Data to examine ::
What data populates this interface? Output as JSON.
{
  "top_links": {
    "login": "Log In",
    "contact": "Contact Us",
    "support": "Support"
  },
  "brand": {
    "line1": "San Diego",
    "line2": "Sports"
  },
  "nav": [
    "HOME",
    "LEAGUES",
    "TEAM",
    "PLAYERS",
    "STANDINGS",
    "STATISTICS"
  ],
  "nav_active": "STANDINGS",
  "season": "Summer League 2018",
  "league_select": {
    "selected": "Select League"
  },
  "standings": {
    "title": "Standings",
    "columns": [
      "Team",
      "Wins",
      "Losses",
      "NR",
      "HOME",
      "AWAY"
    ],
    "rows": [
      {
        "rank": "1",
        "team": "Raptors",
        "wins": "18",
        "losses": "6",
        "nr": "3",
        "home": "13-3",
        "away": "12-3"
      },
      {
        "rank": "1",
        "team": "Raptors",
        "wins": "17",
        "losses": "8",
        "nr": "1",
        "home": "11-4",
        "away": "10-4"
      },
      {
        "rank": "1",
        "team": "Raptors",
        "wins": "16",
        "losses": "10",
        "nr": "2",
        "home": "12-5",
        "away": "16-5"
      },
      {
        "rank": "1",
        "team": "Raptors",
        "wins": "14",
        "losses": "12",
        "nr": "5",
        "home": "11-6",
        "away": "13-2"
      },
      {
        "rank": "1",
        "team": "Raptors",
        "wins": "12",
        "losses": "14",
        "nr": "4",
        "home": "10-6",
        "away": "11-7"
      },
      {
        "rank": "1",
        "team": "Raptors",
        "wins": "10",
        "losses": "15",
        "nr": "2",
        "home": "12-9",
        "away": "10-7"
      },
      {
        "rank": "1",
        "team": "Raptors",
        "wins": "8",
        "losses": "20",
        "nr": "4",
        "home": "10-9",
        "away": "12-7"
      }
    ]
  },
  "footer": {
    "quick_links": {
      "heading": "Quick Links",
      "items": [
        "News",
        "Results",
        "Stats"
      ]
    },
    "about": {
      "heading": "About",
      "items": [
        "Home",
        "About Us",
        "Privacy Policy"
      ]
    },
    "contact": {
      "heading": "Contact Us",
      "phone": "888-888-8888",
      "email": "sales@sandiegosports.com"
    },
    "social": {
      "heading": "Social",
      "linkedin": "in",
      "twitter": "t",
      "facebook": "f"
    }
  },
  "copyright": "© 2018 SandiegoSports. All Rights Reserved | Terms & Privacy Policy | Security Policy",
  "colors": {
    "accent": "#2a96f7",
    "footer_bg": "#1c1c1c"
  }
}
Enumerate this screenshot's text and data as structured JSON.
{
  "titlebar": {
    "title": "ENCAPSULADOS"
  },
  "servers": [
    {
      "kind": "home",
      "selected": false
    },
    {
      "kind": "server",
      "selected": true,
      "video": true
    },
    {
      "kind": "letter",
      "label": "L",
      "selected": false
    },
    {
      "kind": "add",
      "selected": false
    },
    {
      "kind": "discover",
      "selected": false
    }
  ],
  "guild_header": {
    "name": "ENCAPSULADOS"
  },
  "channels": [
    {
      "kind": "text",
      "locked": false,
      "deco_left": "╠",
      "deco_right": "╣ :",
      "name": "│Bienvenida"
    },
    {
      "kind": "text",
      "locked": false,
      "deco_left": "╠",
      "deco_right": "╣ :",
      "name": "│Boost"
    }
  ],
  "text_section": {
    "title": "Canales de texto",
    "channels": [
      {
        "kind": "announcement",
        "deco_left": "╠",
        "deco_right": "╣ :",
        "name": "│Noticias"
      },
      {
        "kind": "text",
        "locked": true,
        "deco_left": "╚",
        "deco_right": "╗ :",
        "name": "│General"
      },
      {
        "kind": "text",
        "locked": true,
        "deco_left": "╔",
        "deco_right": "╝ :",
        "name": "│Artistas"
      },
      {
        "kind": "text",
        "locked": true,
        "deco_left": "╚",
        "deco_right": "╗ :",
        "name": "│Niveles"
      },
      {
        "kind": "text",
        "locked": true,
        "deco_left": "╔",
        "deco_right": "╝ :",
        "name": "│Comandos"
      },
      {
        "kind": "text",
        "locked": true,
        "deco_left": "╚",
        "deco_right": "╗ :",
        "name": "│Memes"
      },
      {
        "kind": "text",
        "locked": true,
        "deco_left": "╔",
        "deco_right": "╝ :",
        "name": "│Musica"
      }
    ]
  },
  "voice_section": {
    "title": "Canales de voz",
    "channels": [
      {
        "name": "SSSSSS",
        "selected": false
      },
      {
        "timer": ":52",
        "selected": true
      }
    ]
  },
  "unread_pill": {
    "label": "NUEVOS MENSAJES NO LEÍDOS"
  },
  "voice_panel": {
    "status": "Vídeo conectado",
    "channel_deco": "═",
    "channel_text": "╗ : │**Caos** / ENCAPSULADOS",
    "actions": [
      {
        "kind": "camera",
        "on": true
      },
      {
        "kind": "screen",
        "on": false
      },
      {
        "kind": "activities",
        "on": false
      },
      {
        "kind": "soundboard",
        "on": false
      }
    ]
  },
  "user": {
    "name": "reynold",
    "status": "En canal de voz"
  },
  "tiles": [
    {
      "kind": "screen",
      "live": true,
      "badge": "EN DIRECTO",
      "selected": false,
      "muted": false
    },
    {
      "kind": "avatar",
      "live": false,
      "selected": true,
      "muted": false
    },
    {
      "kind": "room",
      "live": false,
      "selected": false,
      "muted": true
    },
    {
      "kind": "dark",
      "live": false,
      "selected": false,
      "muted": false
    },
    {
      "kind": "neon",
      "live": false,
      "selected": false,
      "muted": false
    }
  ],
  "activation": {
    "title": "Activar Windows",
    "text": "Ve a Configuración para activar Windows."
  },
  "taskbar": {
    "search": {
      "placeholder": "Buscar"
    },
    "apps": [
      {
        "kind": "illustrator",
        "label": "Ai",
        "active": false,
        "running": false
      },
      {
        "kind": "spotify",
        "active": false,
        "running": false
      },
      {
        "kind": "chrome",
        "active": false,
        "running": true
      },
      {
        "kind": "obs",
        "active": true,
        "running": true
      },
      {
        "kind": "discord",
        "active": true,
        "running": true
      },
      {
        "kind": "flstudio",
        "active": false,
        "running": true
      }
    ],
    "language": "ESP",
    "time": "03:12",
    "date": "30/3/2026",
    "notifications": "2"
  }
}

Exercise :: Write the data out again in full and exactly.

Reply to the task ::
What data populates this interface? Output as JSON.
{
  "top_links": {
    "login": "Log In",
    "contact": "Contact Us",
    "support": "Support"
  },
  "brand": {
    "line1": "San Diego",
    "line2": "Sports"
  },
  "nav": [
    "HOME",
    "LEAGUES",
    "TEAM",
    "PLAYERS",
    "STANDINGS",
    "STATISTICS"
  ],
  "nav_active": "STANDINGS",
  "season": "Summer League 2018",
  "league_select": {
    "selected": "Select League"
  },
  "standings": {
    "title": "Standings",
    "columns": [
      "Team",
      "Wins",
      "Losses",
      "NR",
      "HOME",
      "AWAY"
    ],
    "rows": [
      {
        "rank": "1",
        "team": "Raptors",
        "wins": "18",
        "losses": "6",
        "nr": "3",
        "home": "13-3",
        "away": "12-3"
      },
      {
        "rank": "1",
        "team": "Raptors",
        "wins": "17",
        "losses": "8",
        "nr": "1",
        "home": "11-4",
        "away": "10-4"
      },
      {
        "rank": "1",
        "team": "Raptors",
        "wins": "16",
        "losses": "10",
        "nr": "2",
        "home": "12-5",
        "away": "16-5"
      },
      {
        "rank": "1",
        "team": "Raptors",
        "wins": "14",
        "losses": "12",
        "nr": "5",
        "home": "11-6",
        "away": "13-2"
      },
      {
        "rank": "1",
        "team": "Raptors",
        "wins": "12",
        "losses": "14",
        "nr": "4",
        "home": "10-6",
        "away": "11-7"
      },
      {
        "rank": "1",
        "team": "Raptors",
        "wins": "10",
        "losses": "15",
        "nr": "2",
        "home": "12-9",
        "away": "10-7"
      },
      {
        "rank": "1",
        "team": "Raptors",
        "wins": "8",
        "losses": "20",
        "nr": "4",
        "home": "10-9",
        "away": "12-7"
      }
    ]
  },
  "footer": {
    "quick_links": {
      "heading": "Quick Links",
      "items": [
        "News",
        "Results",
        "Stats"
      ]
    },
    "about": {
      "heading": "About",
      "items": [
        "Home",
        "About Us",
        "Privacy Policy"
      ]
    },
    "contact": {
      "heading": "Contact Us",
      "phone": "888-888-8888",
      "email": "sales@sandiegosports.com"
    },
    "social": {
      "heading": "Social",
      "linkedin": "in",
      "twitter": "t",
      "facebook": "f"
    }
  },
  "copyright": "© 2018 SandiegoSports. All Rights Reserved | Terms & Privacy Policy | Security Policy",
  "colors": {
    "accent": "#2a96f7",
    "footer_bg": "#1c1c1c"
  }
}
Enumerate this screenshot's text and data as structured JSON.
{
  "titlebar": {
    "title": "ENCAPSULADOS"
  },
  "servers": [
    {
      "kind": "home",
      "selected": false
    },
    {
      "kind": "server",
      "selected": true,
      "video": true
    },
    {
      "kind": "letter",
      "label": "L",
      "selected": false
    },
    {
      "kind": "add",
      "selected": false
    },
    {
      "kind": "discover",
      "selected": false
    }
  ],
  "guild_header": {
    "name": "ENCAPSULADOS"
  },
  "channels": [
    {
      "kind": "text",
      "locked": false,
      "deco_left": "╠",
      "deco_right": "╣ :",
      "name": "│Bienvenida"
    },
    {
      "kind": "text",
      "locked": false,
      "deco_left": "╠",
      "deco_right": "╣ :",
      "name": "│Boost"
    }
  ],
  "text_section": {
    "title": "Canales de texto",
    "channels": [
      {
        "kind": "announcement",
        "deco_left": "╠",
        "deco_right": "╣ :",
        "name": "│Noticias"
      },
      {
        "kind": "text",
        "locked": true,
        "deco_left": "╚",
        "deco_right": "╗ :",
        "name": "│General"
      },
      {
        "kind": "text",
        "locked": true,
        "deco_left": "╔",
        "deco_right": "╝ :",
        "name": "│Artistas"
      },
      {
        "kind": "text",
        "locked": true,
        "deco_left": "╚",
        "deco_right": "╗ :",
        "name": "│Niveles"
      },
      {
        "kind": "text",
        "locked": true,
        "deco_left": "╔",
        "deco_right": "╝ :",
        "name": "│Comandos"
      },
      {
        "kind": "text",
        "locked": true,
        "deco_left": "╚",
        "deco_right": "╗ :",
        "name": "│Memes"
      },
      {
        "kind": "text",
        "locked": true,
        "deco_left": "╔",
        "deco_right": "╝ :",
        "name": "│Musica"
      }
    ]
  },
  "voice_section": {
    "title": "Canales de voz",
    "channels": [
      {
        "name": "SSSSSS",
        "selected": false
      },
      {
        "timer": ":52",
        "selected": true
      }
    ]
  },
  "unread_pill": {
    "label": "NUEVOS MENSAJES NO LEÍDOS"
  },
  "voice_panel": {
    "status": "Vídeo conectado",
    "channel_deco": "═",
    "channel_text": "╗ : │**Caos** / ENCAPSULADOS",
    "actions": [
      {
        "kind": "camera",
        "on": true
      },
      {
        "kind": "screen",
        "on": false
      },
      {
        "kind": "activities",
        "on": false
      },
      {
        "kind": "soundboard",
        "on": false
      }
    ]
  },
  "user": {
    "name": "reynold",
    "status": "En canal de voz"
  },
  "tiles": [
    {
      "kind": "screen",
      "live": true,
      "badge": "EN DIRECTO",
      "selected": false,
      "muted": false
    },
    {
      "kind": "avatar",
      "live": false,
      "selected": true,
      "muted": false
    },
    {
      "kind": "room",
      "live": false,
      "selected": false,
      "muted": true
    },
    {
      "kind": "dark",
      "live": false,
      "selected": false,
      "muted": false
    },
    {
      "kind": "neon",
      "live": false,
      "selected": false,
      "muted": false
    }
  ],
  "activation": {
    "title": "Activar Windows",
    "text": "Ve a Configuración para activar Windows."
  },
  "taskbar": {
    "search": {
      "placeholder": "Buscar"
    },
    "apps": [
      {
        "kind": "illustrator",
        "label": "Ai",
        "active": false,
        "running": false
      },
      {
        "kind": "spotify",
        "active": false,
        "running": false
      },
      {
        "kind": "chrome",
        "active": false,
        "running": true
      },
      {
        "kind": "obs",
        "active": true,
        "running": true
      },
      {
        "kind": "discord",
        "active": true,
        "running": true
      },
      {
        "kind": "flstudio",
        "active": false,
        "running": true
      }
    ],
    "language": "ESP",
    "time": "03:12",
    "date": "30/3/2026",
    "notifications": "2"
  }
}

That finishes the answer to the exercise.